There is another factor, too. A growing number of Western executives now call Asia home. They are increasingly prepared to accept local salary packages, and are filling those skills gaps in order to remain in Asia. The attractions of a permanent home in Asia for these executives are many, but they will usually include more than one factor. These factors include the attractive cost of living; a developing and genuine love and respect for a local culture; the excitement of working in a fast-growth commercial environment compared with most Western markets; having children completing key education milestones, like the HSC or the International Baccalaureate. Many executives have married locally and are raising families.
Okay, so what does all this mean to an executive like you who is successful, smart, and wants to develop their career in another environment?
Is the path to Asia now blocked by these changes? The answer is no.
However, as in most corporate environments adapting to changing conditions in their markets, executives who are successfully developing their careers are doing so by examining and researching their opportunities carefully before deciding which path they will take. If Asia is a path that is of great career interest, then like all opportunities it must treated similarly to the preparation we made when choosing an actual career.
If we wish to express our interest in developing our careers in Asia, the key questions that would be asked of us are:
What is it about Asia that I like? How much do I know of Asia? Have I visited Asia before? Which countries are of most interest to me? Are there any countries in Asia that I would not like to work? Add a why? to each question and we see that the whole career move to Asia is a complex process.
Competition for senior roles in Asia is tightening up for Western executives, which means there will be limited time for Australians to be engaged to work in that region. However, growth in the region means that there will always be opportunities for well-prepared and intrepid executives. There are a number of things we can do right now to emphatically answer those questions above.
Learn an Asian Language. Mandarin is a tough language to learn, but by beginning to develop skills in Mandarin, we are demonstrating our commitment and motivation. Bahasa (Indonesia and Malaysia) , Korean, Tagalog (The Philippines), Thai, Vietnamese and Japanese are all languages that have significant representation in the Asia business world.
Management Studies in International Business. Especially useful with an Asian business focus, international business studies are a useful introduction to the many Asian markets and how they work.
Holiday Travel. This seems obvious, but by choosing an Asian destination that is of career interest for a holiday, it adds a significant dimension to the trip itself, and enables us to speak knowledgably on that particular country.
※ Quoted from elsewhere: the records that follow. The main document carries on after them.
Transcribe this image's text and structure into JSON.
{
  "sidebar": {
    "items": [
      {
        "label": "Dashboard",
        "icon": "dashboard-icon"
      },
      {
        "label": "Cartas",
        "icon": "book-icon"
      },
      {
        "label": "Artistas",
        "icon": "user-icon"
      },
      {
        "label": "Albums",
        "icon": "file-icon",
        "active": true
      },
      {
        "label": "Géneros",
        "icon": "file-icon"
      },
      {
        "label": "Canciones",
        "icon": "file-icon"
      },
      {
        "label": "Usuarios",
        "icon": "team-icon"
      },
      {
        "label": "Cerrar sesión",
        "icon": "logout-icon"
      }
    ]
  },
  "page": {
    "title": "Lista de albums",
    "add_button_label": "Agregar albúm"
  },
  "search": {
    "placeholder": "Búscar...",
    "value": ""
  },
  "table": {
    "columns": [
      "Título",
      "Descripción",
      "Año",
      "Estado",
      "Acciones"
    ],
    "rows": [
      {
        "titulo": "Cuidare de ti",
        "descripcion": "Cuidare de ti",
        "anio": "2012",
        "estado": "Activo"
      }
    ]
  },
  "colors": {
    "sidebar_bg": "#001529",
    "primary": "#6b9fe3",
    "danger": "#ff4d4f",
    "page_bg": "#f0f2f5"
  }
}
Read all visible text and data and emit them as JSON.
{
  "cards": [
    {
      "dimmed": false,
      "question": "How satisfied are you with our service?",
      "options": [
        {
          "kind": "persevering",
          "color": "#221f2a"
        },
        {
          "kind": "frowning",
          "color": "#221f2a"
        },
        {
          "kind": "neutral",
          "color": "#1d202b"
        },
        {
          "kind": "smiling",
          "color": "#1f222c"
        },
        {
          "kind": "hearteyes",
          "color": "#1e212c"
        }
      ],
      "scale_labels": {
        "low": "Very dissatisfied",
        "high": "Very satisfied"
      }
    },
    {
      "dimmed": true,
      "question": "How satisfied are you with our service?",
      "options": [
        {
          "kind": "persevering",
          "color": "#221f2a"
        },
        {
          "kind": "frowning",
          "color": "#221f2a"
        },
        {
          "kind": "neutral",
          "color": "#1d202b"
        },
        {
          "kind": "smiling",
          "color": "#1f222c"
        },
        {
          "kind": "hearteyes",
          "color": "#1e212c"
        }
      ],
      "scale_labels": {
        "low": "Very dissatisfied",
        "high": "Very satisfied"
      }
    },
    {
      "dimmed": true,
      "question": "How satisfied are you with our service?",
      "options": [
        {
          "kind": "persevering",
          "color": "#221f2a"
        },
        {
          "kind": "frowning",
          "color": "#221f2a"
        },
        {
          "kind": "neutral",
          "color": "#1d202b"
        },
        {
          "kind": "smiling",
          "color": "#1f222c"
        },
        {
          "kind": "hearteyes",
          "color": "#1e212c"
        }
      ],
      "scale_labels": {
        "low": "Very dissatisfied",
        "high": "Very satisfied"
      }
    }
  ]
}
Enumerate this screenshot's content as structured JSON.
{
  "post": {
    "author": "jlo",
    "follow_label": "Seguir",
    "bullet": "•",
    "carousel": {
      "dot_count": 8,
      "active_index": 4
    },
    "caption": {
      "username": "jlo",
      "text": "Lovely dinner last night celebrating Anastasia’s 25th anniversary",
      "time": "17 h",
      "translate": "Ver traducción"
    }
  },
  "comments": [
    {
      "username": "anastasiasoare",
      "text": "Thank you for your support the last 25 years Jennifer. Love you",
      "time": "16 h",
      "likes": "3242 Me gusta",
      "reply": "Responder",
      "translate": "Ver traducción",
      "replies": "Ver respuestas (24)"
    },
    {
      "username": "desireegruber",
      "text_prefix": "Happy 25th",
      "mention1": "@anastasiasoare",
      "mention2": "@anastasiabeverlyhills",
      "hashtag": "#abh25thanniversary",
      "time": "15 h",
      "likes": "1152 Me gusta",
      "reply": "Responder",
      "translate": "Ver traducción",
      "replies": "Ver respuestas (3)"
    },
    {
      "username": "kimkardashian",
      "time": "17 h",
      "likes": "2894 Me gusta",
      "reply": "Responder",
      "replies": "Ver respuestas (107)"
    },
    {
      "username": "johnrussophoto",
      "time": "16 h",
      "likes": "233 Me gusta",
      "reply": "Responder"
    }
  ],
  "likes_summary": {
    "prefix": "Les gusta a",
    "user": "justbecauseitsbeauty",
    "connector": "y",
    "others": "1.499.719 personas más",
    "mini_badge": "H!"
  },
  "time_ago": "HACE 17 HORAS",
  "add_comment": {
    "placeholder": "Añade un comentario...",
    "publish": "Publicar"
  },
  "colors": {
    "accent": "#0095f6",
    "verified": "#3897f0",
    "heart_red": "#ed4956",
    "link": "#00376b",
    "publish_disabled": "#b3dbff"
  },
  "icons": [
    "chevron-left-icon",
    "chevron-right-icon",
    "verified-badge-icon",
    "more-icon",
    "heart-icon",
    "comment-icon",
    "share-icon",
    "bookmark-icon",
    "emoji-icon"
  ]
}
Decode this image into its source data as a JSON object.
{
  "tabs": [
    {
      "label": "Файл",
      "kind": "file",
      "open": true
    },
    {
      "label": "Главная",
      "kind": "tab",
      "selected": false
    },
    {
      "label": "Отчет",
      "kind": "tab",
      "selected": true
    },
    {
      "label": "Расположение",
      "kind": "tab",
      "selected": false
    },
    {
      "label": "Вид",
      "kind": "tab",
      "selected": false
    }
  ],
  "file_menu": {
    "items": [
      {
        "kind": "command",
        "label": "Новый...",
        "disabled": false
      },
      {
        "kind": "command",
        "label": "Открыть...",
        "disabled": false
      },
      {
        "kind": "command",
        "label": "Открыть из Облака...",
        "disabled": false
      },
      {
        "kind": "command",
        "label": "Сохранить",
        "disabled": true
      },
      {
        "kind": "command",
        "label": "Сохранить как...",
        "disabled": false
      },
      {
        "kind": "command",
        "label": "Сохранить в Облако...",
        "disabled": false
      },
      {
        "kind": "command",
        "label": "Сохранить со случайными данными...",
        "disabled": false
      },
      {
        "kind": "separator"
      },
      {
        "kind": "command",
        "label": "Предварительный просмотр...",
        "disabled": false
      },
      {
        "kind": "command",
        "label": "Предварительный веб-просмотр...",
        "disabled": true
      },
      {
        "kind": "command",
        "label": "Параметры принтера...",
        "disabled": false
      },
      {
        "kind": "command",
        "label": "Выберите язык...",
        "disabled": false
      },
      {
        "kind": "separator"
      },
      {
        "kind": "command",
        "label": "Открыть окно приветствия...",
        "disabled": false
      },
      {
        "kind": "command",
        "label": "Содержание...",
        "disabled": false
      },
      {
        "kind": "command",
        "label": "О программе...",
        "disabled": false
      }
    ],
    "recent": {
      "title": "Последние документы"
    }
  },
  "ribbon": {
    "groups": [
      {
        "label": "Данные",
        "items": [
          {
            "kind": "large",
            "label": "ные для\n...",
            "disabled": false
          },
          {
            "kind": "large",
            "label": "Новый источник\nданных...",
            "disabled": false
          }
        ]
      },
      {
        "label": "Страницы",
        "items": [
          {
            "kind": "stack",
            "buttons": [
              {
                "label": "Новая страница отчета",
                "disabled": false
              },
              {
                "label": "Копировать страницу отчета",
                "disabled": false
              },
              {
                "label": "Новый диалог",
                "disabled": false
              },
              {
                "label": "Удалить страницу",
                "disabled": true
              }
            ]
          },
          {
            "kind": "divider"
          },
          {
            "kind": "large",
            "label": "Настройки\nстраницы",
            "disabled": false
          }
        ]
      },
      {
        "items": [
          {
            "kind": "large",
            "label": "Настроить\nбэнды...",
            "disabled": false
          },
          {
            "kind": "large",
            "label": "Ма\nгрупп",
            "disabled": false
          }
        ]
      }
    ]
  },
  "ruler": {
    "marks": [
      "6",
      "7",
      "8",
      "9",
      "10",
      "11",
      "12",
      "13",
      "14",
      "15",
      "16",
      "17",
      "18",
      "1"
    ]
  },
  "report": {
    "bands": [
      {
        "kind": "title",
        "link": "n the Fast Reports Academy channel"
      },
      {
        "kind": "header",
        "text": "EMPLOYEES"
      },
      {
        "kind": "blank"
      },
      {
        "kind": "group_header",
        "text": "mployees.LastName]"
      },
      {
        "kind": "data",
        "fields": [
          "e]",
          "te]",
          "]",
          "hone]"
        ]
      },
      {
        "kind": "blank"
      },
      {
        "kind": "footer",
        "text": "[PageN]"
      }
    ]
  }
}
Develop relationships with where you want to be. If we work within a multinational company that has affiliate offices in countries that are attractive to us, we are in a strong position to begin developing contacts and networks with colleagues in those countries. This is also a devastatingly effective way to identify when and where opportunities might arise in attractive markets, allowing us to appropriately position ourselves. Equally important is that we develop relationships with colleagues who can share our desire in the right environment. That unexpected opportunity can be less of a surprise with some clever nurturing of the right people.
There are a number of other things that we can do to develop ourselves in readiness for a more challenging role, no matter what we do and where we are.
Keep tabs on the ExecutiveSurf site for more inside advice from the professionals on how to develop yourself, and your career, and have fun while doing it.